‘Following the demonstration of vaccine efficacy in many preclinical studies, we now have clear evidence of efficacy in the trial results presented in a peer-reviewed publication today. Now under regulatory review, we hope that this vaccine will shortly be in use to start saving lives.’

AstraZeneca CEO Pascal Soriot said: ‘Today’s peer-reviewed publication enables a full disclosure of the Oxford program interim analysis. The results show that the vaccine is effective against Covid-19, with in particular no severe infections and no hospitalisations in the vaccine group, as well as safe and well tolerated.

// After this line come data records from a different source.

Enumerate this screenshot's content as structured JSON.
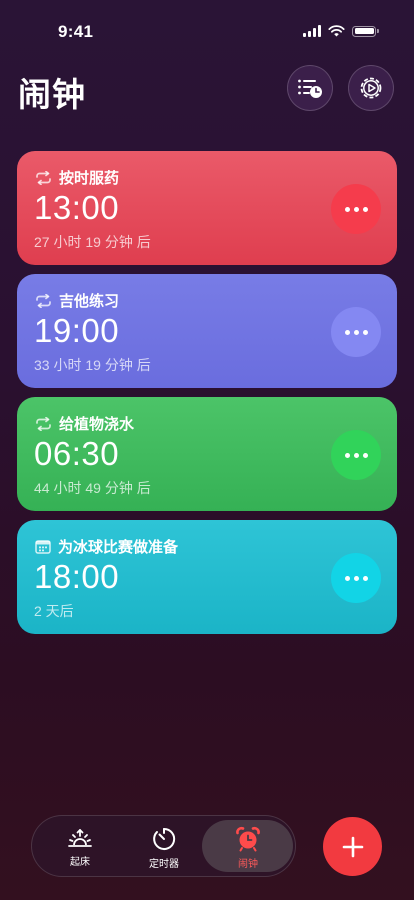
{
  "status_bar": {
    "time": "9:41"
  },
  "header": {
    "title": "闹钟",
    "list_icon": "list-clock-icon",
    "settings_icon": "gear-play-icon"
  },
  "alarms": [
    {
      "name": "按时服药",
      "time": "13:00",
      "remaining": "27 小时 19 分钟 后",
      "repeat_icon": "repeat-icon",
      "color": "#e8505f"
    },
    {
      "name": "吉他练习",
      "time": "19:00",
      "remaining": "33 小时 19 分钟 后",
      "repeat_icon": "repeat-icon",
      "color": "#6f73e0"
    },
    {
      "name": "给植物浇水",
      "time": "06:30",
      "remaining": "44 小时 49 分钟 后",
      "repeat_icon": "repeat-icon",
      "color": "#3fbb5f"
    },
    {
      "name": "为冰球比赛做准备",
      "time": "18:00",
      "remaining": "2 天后",
      "repeat_icon": "calendar-icon",
      "color": "#22bccf"
    }
  ],
  "tabs": [
    {
      "label": "起床",
      "icon": "sunrise-icon",
      "active": false
    },
    {
      "label": "定时器",
      "icon": "timer-icon",
      "active": false
    },
    {
      "label": "闹钟",
      "icon": "alarm-clock-icon",
      "active": true
    }
  ],
  "fab": {
    "icon": "plus-icon"
  },
  "colors": {
    "accent": "#f23a40",
    "tab_active": "#ff4b4b"
  }
}
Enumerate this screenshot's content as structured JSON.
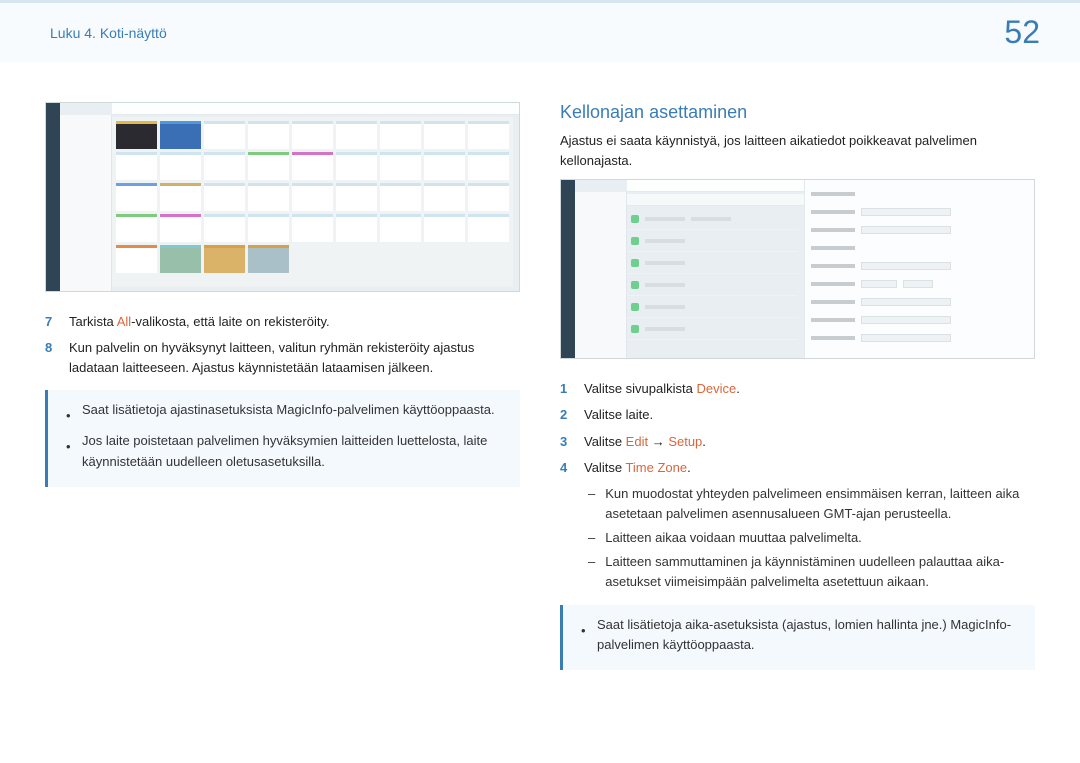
{
  "header": {
    "chapter": "Luku 4. Koti-näyttö",
    "page": "52"
  },
  "left": {
    "steps": [
      {
        "num": "7",
        "pre": "Tarkista ",
        "hl": "All",
        "post": "-valikosta, että laite on rekisteröity."
      },
      {
        "num": "8",
        "text": "Kun palvelin on hyväksynyt laitteen, valitun ryhmän rekisteröity ajastus ladataan laitteeseen. Ajastus käynnistetään lataamisen jälkeen."
      }
    ],
    "info": [
      "Saat lisätietoja ajastinasetuksista MagicInfo-palvelimen käyttöoppaasta.",
      "Jos laite poistetaan palvelimen hyväksymien laitteiden luettelosta, laite käynnistetään uudelleen oletusasetuksilla."
    ]
  },
  "right": {
    "title": "Kellonajan asettaminen",
    "intro": "Ajastus ei saata käynnistyä, jos laitteen aikatiedot poikkeavat palvelimen kellonajasta.",
    "steps": {
      "s1": {
        "num": "1",
        "pre": "Valitse sivupalkista ",
        "hl": "Device",
        "post": "."
      },
      "s2": {
        "num": "2",
        "text": "Valitse laite."
      },
      "s3": {
        "num": "3",
        "pre": "Valitse ",
        "hl1": "Edit",
        "arrow": " → ",
        "hl2": "Setup",
        "post": "."
      },
      "s4": {
        "num": "4",
        "pre": "Valitse ",
        "hl": "Time Zone",
        "post": "."
      }
    },
    "dashes": [
      "Kun muodostat yhteyden palvelimeen ensimmäisen kerran, laitteen aika asetetaan palvelimen asennusalueen GMT-ajan perusteella.",
      "Laitteen aikaa voidaan muuttaa palvelimelta.",
      "Laitteen sammuttaminen ja käynnistäminen uudelleen palauttaa aika-asetukset viimeisimpään palvelimelta asetettuun aikaan."
    ],
    "info": [
      "Saat lisätietoja aika-asetuksista (ajastus, lomien hallinta jne.) MagicInfo-palvelimen käyttöoppaasta."
    ]
  }
}
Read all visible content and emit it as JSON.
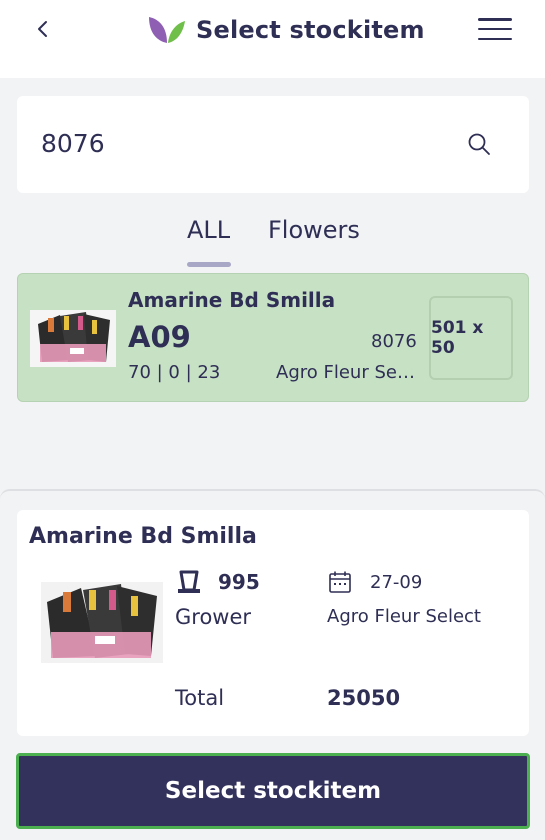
{
  "header": {
    "back_icon": "chevron-left-icon",
    "title": "Select stockitem",
    "menu_icon": "hamburger-menu-icon",
    "logo_colors": [
      "#8e5fb3",
      "#6fbf4a"
    ]
  },
  "search": {
    "value": "8076",
    "icon": "search-icon"
  },
  "tabs": [
    {
      "label": "ALL",
      "active": true
    },
    {
      "label": "Flowers",
      "active": false
    }
  ],
  "result": {
    "name": "Amarine Bd Smilla",
    "code": "A09",
    "number": "8076",
    "stock": "70 | 0 | 23",
    "supplier": "Agro Fleur Sel...",
    "size": "501 x 50",
    "background": "#c7e1c4"
  },
  "detail": {
    "name": "Amarine Bd Smilla",
    "quantity": "995",
    "date": "27-09",
    "grower_label": "Grower",
    "supplier": "Agro Fleur Select",
    "total_label": "Total",
    "total_value": "25050"
  },
  "action": {
    "button_label": "Select stockitem",
    "color": "#33325c",
    "highlight": "#4caf50"
  }
}
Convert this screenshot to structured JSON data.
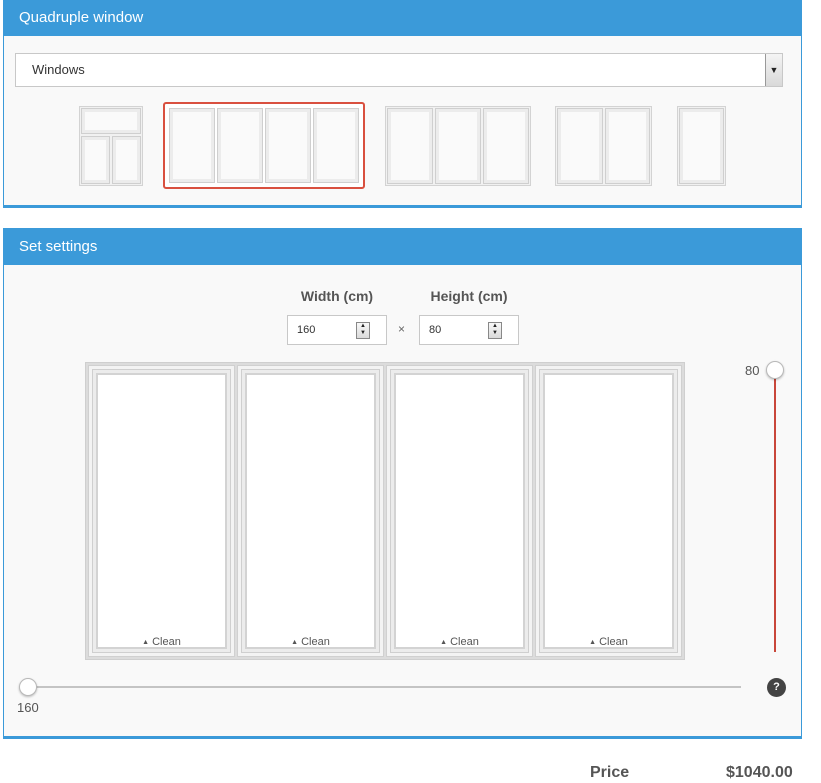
{
  "type_panel": {
    "title": "Quadruple window",
    "select_value": "Windows"
  },
  "settings_panel": {
    "title": "Set settings",
    "width_label": "Width (cm)",
    "height_label": "Height (cm)",
    "width_value": "160",
    "height_value": "80",
    "times_sign": "×",
    "sash_button_label": "Clean",
    "vertical_slider_value": "80",
    "horizontal_slider_value": "160",
    "help_label": "?"
  },
  "price": {
    "label": "Price",
    "value": "$1040.00"
  },
  "colors": {
    "accent": "#3b9ad9",
    "selected_border": "#d9503f",
    "slider_active": "#c9473a"
  }
}
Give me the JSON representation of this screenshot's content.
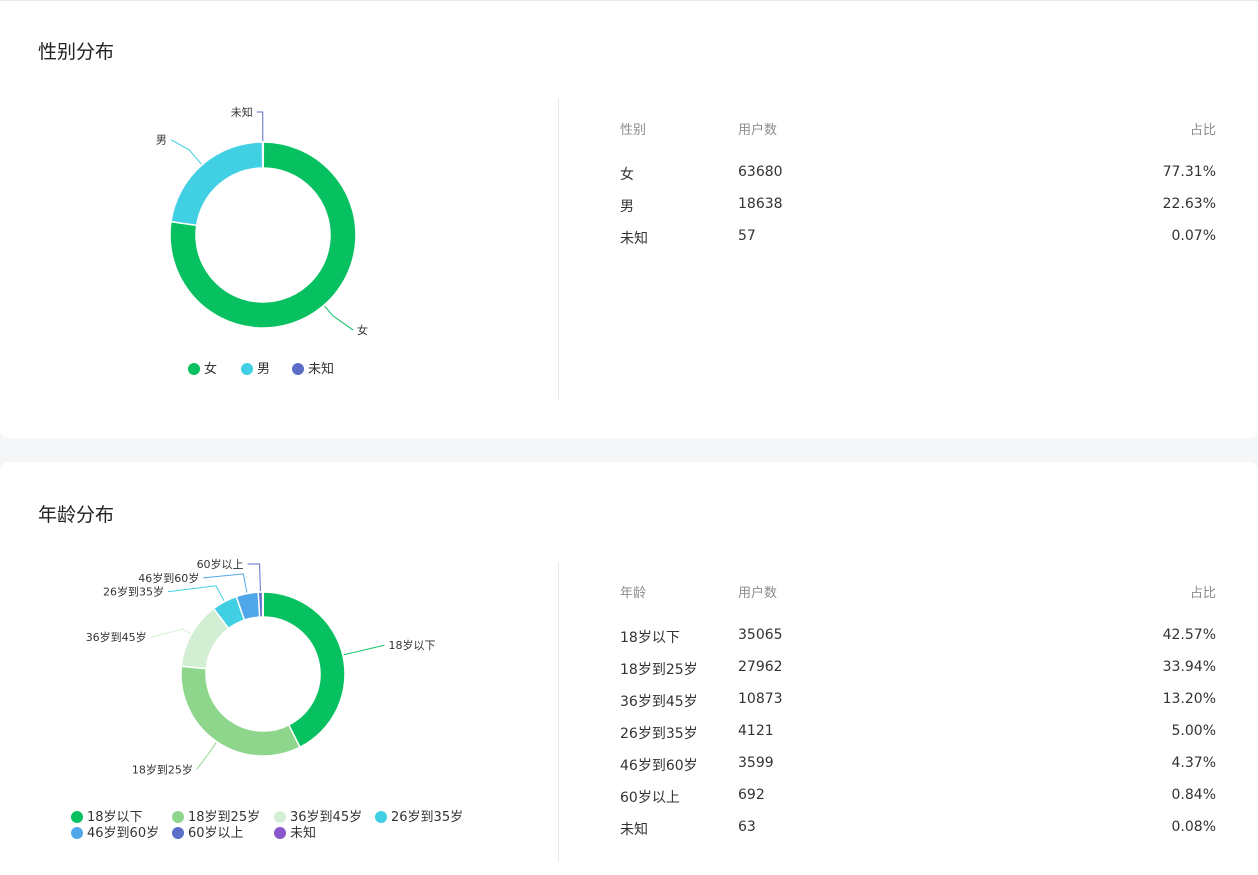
{
  "gender_section": {
    "title": "性别分布",
    "table_headers": {
      "col1": "性别",
      "col2": "用户数",
      "col3": "占比"
    },
    "rows": [
      {
        "name": "女",
        "count": "63680",
        "pct": "77.31%"
      },
      {
        "name": "男",
        "count": "18638",
        "pct": "22.63%"
      },
      {
        "name": "未知",
        "count": "57",
        "pct": "0.07%"
      }
    ]
  },
  "age_section": {
    "title": "年龄分布",
    "table_headers": {
      "col1": "年龄",
      "col2": "用户数",
      "col3": "占比"
    },
    "rows": [
      {
        "name": "18岁以下",
        "count": "35065",
        "pct": "42.57%"
      },
      {
        "name": "18岁到25岁",
        "count": "27962",
        "pct": "33.94%"
      },
      {
        "name": "36岁到45岁",
        "count": "10873",
        "pct": "13.20%"
      },
      {
        "name": "26岁到35岁",
        "count": "4121",
        "pct": "5.00%"
      },
      {
        "name": "46岁到60岁",
        "count": "3599",
        "pct": "4.37%"
      },
      {
        "name": "60岁以上",
        "count": "692",
        "pct": "0.84%"
      },
      {
        "name": "未知",
        "count": "63",
        "pct": "0.08%"
      }
    ]
  },
  "chart_data": [
    {
      "type": "pie",
      "title": "性别分布",
      "categories": [
        "女",
        "男",
        "未知"
      ],
      "values": [
        63680,
        18638,
        57
      ],
      "colors": [
        "#07c160",
        "#40cfe3",
        "#5b6ec6"
      ],
      "legend": [
        "女",
        "男",
        "未知"
      ],
      "legend_position": "bottom"
    },
    {
      "type": "pie",
      "title": "年龄分布",
      "categories": [
        "18岁以下",
        "18岁到25岁",
        "36岁到45岁",
        "26岁到35岁",
        "46岁到60岁",
        "60岁以上",
        "未知"
      ],
      "values": [
        35065,
        27962,
        10873,
        4121,
        3599,
        692,
        63
      ],
      "colors": [
        "#07c160",
        "#8ed68c",
        "#d2efd3",
        "#40cfe3",
        "#4fa7ea",
        "#5a6fc8",
        "#8a56cc"
      ],
      "legend": [
        "18岁以下",
        "18岁到25岁",
        "36岁到45岁",
        "26岁到35岁",
        "46岁到60岁",
        "60岁以上",
        "未知"
      ],
      "legend_position": "bottom"
    }
  ]
}
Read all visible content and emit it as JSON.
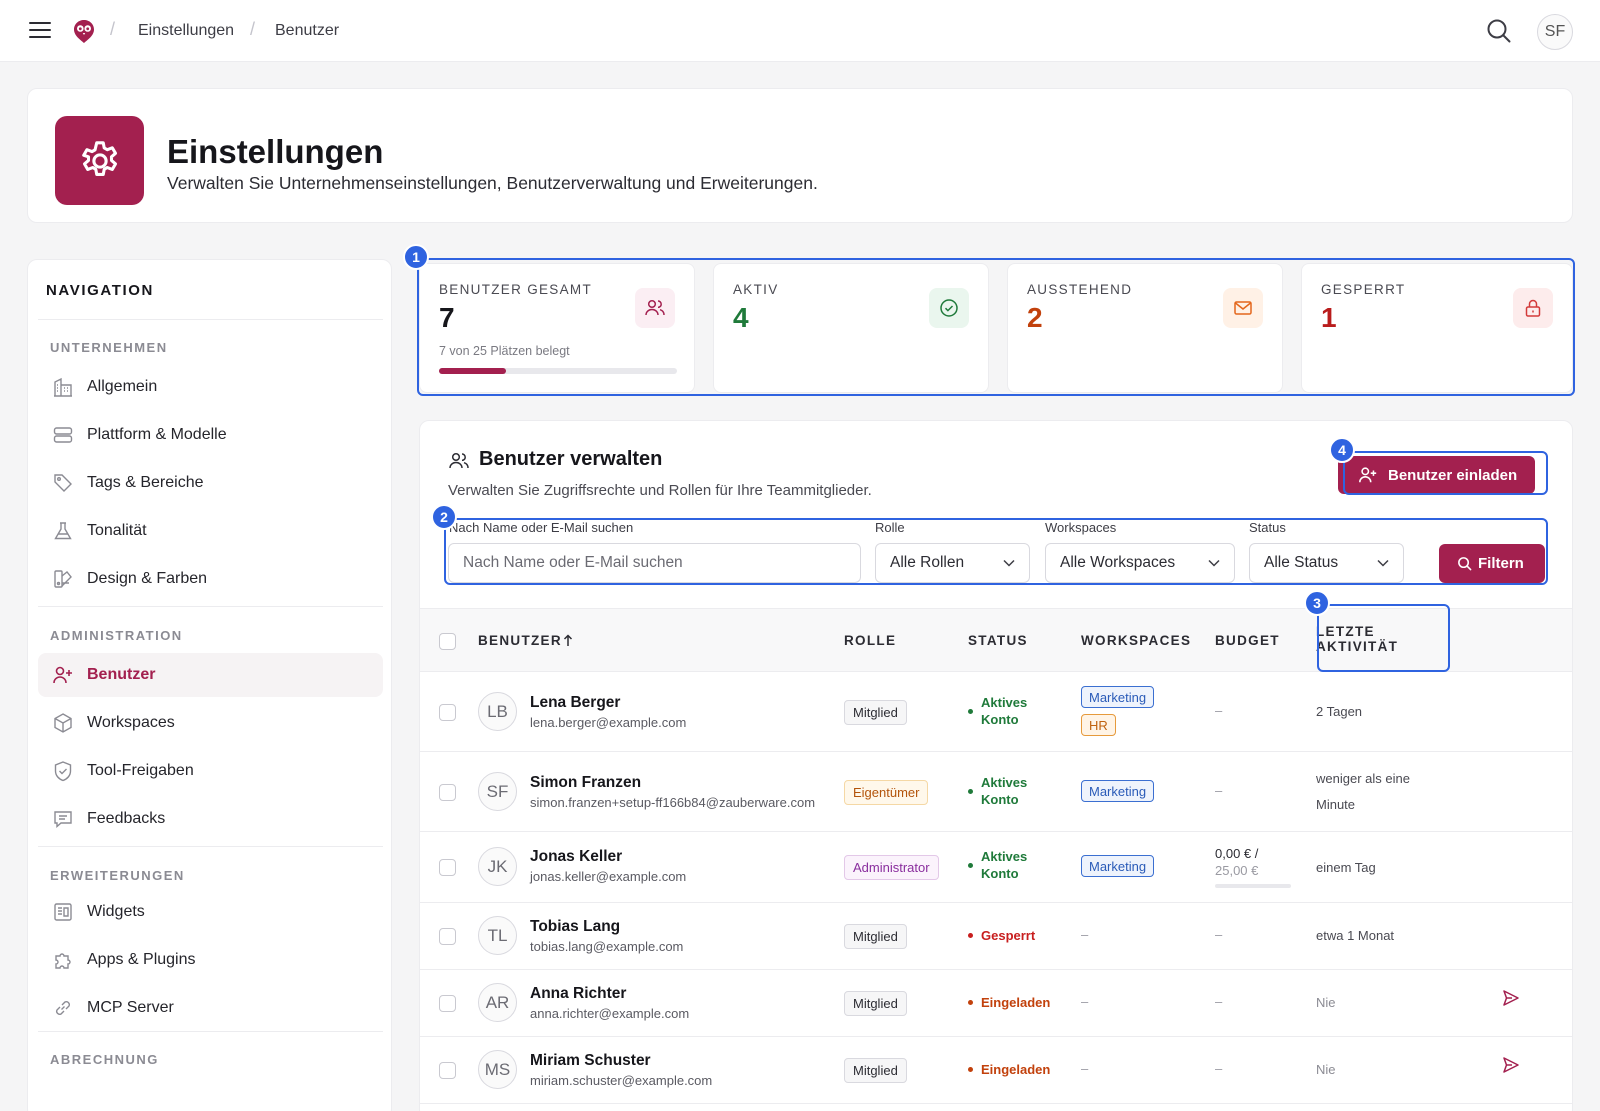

‘We have begun submitting data to regulatory authorities around the world for early approval and our global supply chains are up and running, ready to quickly begin delivering hundreds of millions of doses on a global scale at no profit.’

The news comes after the MHRA granted emergency approval to the first Covid-19 vaccine, created by Pfizer and BioNTech, last week.

Professor Azeem Majeed, professor of primary care at Imperial College London, told Pulse that the Oxford trial results were ‘encouraging’, despite the lower efficacy compared to the other vaccines that have reported findings to date.

He said: ‘The AstraZeneca vaccine is cheaper than the mRNA vaccines and can be stored in a conventional vaccine fridge. Hence, it is easier to roll out in primary care and community settings, including in low and middle income countries. Based on these results, once the vaccine is approved, I would like to see if rapidly adopted by the NHS.

‘There is ongoing research looking at vaccine combinations and if this research shows positive results, people may benefit from a second vaccine, such as an mRNA vaccine, after receiving an adenoviral vaccine. One caveat for all the vaccines is that we don’t yet know how long the immunity they generate will last and also wether it stops people being infectious.

‘The most commonly reported adverse reactions were fatigue, headache, feverishness, and myalgia. More serious adverse events have occurred in 13 people, none of which were thought to be due to either of the vaccines used in the study.’


Patrufini Duffy 8 December, 2020 4:45 pm

Anyone have a degree in immunology or infectious disease? Apparently you all do.

Decorum Est 9 December, 2020 1:34 am

P Duffy, you seem a bit cynical?
We live in an egalitarian society and everyone is entitled to their opinion. Don’t you read the Daily Mail?

Jonathan Heatley 9 December, 2020 10:58 am

Not sure why people would have to wear masks even after vaccination or infection. Surely they are now immune enough to circulate openly. Indeed to maintain long term immunity it would help to meet the virus again for an immune ‘top up’. Without this we run the risk of losing long term immunity and needing repeated immunizations.

David Church 10 December, 2020 6:57 am

Can a live viral vaccine mutate in the wild?

Dave Kew 12 December, 2020 9:31 pm

I have more idea of life than all the nutty professors put together what will happen next!